Going Out

FOUND: The Chinatown Museum at Jackpine Digital

This article first appeared in the September 2014 issue of Ottawa Magazine. Sign up for a subscription or order back issues here.

By DAYANTI KARUNARATNE

There’s a little design shop on Somerset Street West called Jackpine Digital. Here you’ll find the so-called Chinatown Museum — a collection of large signs that once graced neighbouring storefronts. Part decor, part memorabilia, the signs represent the changing streetscape — and what CEO and creative director Liam Mooney calls the “destructive nature” of the design process. After all, the cone of a jack pine tree needs the intense heat of a forest fire to open and release its potential.

Photo by Justin Van Leeuwen
Photo by Justin Van Leeuwen

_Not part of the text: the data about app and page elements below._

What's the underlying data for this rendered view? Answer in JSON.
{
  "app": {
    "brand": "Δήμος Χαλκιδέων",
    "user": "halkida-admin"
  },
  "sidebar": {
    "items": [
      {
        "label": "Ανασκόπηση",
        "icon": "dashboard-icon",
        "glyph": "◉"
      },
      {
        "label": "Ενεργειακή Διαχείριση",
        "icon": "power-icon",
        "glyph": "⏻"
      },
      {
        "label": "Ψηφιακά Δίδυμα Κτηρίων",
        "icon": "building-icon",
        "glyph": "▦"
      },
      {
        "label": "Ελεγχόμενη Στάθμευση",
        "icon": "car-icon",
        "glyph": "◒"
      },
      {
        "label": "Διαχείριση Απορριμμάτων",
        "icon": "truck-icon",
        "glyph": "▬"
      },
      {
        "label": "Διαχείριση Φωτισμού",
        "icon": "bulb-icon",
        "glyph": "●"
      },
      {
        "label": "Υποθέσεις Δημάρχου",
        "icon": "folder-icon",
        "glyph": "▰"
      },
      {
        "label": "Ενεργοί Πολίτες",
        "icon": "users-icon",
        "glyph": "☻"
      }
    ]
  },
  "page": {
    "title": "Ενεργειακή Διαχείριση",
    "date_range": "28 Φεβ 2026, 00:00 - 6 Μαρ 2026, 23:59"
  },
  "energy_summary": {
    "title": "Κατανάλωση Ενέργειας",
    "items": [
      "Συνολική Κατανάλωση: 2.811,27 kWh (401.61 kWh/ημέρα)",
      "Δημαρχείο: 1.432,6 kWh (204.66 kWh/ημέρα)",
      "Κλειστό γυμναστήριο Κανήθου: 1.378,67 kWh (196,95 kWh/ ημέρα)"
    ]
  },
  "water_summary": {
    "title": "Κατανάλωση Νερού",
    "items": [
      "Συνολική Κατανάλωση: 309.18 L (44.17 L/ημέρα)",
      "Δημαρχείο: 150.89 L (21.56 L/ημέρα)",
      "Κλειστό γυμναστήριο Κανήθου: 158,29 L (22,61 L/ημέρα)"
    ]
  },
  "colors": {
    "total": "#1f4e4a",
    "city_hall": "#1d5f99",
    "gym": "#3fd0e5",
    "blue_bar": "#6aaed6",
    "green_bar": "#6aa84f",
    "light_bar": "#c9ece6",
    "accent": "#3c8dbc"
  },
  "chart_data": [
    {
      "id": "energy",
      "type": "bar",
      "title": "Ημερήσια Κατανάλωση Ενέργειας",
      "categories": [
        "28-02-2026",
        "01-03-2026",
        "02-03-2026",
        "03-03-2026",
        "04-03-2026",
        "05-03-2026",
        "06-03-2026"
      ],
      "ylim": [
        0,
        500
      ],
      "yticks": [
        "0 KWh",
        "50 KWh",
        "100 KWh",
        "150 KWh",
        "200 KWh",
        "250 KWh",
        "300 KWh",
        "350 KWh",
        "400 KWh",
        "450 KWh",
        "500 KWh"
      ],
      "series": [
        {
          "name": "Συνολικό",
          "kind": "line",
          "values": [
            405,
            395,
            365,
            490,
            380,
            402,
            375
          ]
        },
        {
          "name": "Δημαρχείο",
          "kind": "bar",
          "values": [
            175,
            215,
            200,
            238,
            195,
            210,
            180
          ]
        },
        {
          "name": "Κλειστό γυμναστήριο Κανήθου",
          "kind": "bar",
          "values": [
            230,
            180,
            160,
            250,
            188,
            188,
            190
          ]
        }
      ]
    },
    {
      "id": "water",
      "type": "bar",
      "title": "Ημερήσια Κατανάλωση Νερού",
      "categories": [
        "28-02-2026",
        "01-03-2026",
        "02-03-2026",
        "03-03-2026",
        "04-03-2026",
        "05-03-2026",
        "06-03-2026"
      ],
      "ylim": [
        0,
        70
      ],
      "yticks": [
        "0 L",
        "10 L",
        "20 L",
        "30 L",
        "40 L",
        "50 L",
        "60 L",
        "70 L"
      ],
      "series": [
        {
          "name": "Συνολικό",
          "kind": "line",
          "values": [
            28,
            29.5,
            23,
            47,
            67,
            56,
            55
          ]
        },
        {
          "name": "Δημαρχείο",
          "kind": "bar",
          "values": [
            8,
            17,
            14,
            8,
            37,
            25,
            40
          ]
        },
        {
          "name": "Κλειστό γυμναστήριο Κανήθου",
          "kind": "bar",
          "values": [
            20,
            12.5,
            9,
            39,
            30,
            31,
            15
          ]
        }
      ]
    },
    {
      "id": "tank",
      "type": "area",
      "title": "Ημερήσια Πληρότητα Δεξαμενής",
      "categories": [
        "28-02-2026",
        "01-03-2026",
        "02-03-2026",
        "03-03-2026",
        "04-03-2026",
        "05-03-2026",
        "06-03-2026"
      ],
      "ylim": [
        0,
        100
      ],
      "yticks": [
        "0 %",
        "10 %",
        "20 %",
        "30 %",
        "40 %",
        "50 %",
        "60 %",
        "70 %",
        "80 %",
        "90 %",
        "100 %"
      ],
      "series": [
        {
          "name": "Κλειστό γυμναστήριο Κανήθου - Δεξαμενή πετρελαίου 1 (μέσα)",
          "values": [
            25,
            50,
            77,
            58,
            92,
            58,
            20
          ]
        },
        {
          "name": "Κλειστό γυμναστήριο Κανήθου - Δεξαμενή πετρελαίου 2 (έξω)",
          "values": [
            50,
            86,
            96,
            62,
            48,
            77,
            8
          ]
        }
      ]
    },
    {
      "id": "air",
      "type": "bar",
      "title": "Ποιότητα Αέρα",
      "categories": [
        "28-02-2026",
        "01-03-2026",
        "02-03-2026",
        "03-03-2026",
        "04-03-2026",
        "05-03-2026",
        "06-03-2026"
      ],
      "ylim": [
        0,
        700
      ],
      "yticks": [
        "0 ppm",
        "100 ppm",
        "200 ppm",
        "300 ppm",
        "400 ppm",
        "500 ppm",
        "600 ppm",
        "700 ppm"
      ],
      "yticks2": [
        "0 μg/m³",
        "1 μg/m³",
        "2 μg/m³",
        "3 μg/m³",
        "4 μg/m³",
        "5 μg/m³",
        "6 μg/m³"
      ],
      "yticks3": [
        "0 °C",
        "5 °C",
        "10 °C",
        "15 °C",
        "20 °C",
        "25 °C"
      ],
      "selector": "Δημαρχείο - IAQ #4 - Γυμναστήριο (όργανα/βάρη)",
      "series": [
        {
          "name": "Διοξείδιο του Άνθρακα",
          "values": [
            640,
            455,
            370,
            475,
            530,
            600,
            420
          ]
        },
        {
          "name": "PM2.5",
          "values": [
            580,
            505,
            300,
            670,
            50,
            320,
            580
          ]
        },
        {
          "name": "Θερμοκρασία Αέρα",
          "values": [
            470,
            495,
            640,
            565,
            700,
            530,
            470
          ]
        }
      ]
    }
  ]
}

Dumpster Diving
Mooney was waiting outside the office — he had lent his keys to another designer — when he spotted a large bright red sign behind a dumpster. Wa Kiu had closed months before; Phuket Royal had yet to open its doors. “Maybe [Wa Kiu] wasn’t the best grocery store, but it was part of the landscape,” Mooney says. After getting the A-OK from the new owner, he hauled the 3-by-14-foot sign in through the fire escape and installed it in one of the main work areas. Upon close examination, it’s clear that the sign was hand-painted, the pencil lines from the stencils still visible after all these years.

Photo by Justin Van Leeuwen
Photo by Justin Van Leeuwen

Fair Trade
Last year, Mooney traded design services for office space — and furnished it with borrowed pieces from Highjinx, a social enterprise that sells used furniture. Eventually he bought some pieces, but the move to Chinatown called for a new aesthetic (or, as Mooney says, they needed to “break the space”). Enter Malcolm Cairns of FoundDesign and Ken McKay of Furniture Affairs. Cairns gifted a few mid-century modern items to Jackpine; others are loaned on a consignment basis (“We have a strict coaster rule,” Mooney says). McKay will get design services in exchange for a huge custom table and bar. “The generosity — I can’t even begin to understand,” says Mooney.  (more…)